Mzee Julius Chelagat from Chegilet location in the Kerio Valley remembers with nostalgia the 80’s and 90’s when he worked as a field officer with Salawa ginneries. Chelagat who has since retired says the economy of the area was booming by then.
He narrated how he used to straddle the entire region when cotton growing was the main cash crop paying farmers their dues which he said used to be done every two weeks after delivery to the ginnery where it used to be taken for ginning, removal of seeds and other impurities before being taken to textile industries.
Chelagat says farmers used to sell their cotton at sh.6 per kilogram which was a lot of money by then. “The ginnery which is still in existence used to supply farmers with pesticides, fertiliser and certified seeds on loan which would be deducted during the payment,” he said.
“They used the money earned from cotton to buy livestock, take their children to school and meet all other financial needs,” he said. Chelagat said during that time, the nearby Chegilet trading centre was booming with business.
“However all this went down in the period between 1998-2002 when cotton farming collapsed due to a combination of factors both local and international,” he said.
He said during that time, prices which were being dictated by the world market started fluctuating while conflicts as a result of cattle rustling took centre stage leading to locals seeking refuge in the highlands resulting in the total collapse of cotton farming.
However with the recent approval of commercial farming of BT cotton by the government, things are looking up in the area which has already started reviving the industry following the signing of an MOU between the county and the Moi University owned Rivatex which is set to provide guaranteed market for farmers.
According to the managing director Rivatex Prof. Thomas Kipkurgat, the factory is currently producing 10,000 bales against a capacity of 70,000 bales annually.
Simon Kwambai, a cotton farmer says the area is getting prepared for what lies ahead saying they are in the process of forming a cooperative society which will ensure that farmers reap maximum benefit from the crop.
“With a cooperative society, we will deal directly with the buyers and thus eliminate middlemen who may come up once the production increases,” he said.
They already know the benefits of the new variety of BT cotton saying it will lower the cost of production since it doesn’t require the use of pesticide while increasing production.
One of the major challenges faced by most farmers is the high cost of chemicals used to control stem borer and other pests attacking the crop where they were forced to spray up to 11 times once it has started flowering until harvesting after five months.
Mzee Kwambai says they usually plant during this month of April before harvesting in August. He however says if they had enough water through irrigation, they would be planting more than once in a year saying right now they depend on rain water which is curtailing their potential.
“We are now appealing to both levels of government to embark on the construction of dams to ensure we have enough water for planting throughout the year thus increasing the production instead of relying on the rains,” he said.
He says the delay of the rains last year during planting led to losses saying they ended up getting 16 bags from one acre instead of the recommended 20-25 of 40kgs each.

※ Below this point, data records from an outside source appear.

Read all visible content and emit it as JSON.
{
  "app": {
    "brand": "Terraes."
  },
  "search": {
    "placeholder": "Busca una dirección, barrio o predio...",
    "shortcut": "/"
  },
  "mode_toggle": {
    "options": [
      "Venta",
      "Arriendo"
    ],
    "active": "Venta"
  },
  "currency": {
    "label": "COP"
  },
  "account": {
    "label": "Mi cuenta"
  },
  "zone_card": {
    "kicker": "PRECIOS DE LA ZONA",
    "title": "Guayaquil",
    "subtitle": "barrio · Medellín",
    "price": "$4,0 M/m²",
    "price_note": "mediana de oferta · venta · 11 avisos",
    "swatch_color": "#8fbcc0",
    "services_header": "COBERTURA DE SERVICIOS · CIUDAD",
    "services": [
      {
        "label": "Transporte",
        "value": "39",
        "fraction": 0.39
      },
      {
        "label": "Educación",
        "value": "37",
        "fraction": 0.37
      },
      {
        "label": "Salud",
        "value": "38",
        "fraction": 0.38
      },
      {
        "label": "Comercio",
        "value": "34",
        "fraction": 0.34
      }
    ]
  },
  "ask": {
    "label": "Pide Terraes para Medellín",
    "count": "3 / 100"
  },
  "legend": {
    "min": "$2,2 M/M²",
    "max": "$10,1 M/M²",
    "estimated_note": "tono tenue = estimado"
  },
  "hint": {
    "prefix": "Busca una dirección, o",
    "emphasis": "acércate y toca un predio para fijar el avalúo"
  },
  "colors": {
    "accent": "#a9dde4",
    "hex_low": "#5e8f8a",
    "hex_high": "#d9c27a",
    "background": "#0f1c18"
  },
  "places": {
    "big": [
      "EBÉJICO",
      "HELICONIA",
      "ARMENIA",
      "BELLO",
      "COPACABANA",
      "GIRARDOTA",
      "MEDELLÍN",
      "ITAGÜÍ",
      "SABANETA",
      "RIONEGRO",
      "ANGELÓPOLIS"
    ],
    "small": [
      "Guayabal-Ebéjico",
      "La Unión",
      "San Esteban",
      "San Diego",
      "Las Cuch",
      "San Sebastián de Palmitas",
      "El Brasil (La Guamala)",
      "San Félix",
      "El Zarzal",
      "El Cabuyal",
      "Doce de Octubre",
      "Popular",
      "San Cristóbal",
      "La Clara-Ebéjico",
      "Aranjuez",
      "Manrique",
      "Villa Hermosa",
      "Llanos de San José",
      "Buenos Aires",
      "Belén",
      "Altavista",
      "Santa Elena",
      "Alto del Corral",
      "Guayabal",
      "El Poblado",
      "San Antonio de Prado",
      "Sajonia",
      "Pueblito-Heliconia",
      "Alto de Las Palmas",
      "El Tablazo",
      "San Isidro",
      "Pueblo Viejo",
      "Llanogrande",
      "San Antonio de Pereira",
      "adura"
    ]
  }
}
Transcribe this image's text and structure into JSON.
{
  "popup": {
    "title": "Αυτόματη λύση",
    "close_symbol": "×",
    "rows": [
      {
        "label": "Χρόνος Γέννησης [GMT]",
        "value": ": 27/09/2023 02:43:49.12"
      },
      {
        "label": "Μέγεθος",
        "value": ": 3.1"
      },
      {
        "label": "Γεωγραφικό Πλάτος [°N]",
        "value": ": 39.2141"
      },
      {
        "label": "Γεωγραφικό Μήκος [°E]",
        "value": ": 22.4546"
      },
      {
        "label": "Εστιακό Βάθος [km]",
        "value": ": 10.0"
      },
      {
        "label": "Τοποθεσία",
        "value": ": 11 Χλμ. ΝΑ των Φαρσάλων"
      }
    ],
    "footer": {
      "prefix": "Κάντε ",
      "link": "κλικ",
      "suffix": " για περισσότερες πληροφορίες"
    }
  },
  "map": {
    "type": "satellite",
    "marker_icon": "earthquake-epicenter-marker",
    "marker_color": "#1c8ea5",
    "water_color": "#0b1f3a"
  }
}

Another challenge farmers may face is lack of storage facilities which may affect the sector but they hope that through the cooperative to be formed they will prioritize the same.
The announcement by the government to start the distribution of the certified BT cotton seeds couldn’t have come at a better time for farmers in the area with the two old men even willing to provide their farms as demonstration plots for other farmers to learn.
Having been cotton farmers when the crop flourished, they understand too well the economic benefits that can accrue from its production saying with cotton, residents will comfortably take their children to school without seeking bursaries as well as meeting other financial needs.
The Arror ward agricultural officer Isaac Macharia says the sector will go a long way in alleviating the problem of unemployment as it will offer employment to many people in its value chain from the farm all the way to the factory.
He added that with the continued high demand for clothes, the market is huge and especially given that cotton materials are of a better quality which cannot be compared to the polyester.
The revival of the cotton industry will enable farmers contribute to the president’s manufacturing agenda which is part of the big 4 through the textile industry.
By Alice Wanjiru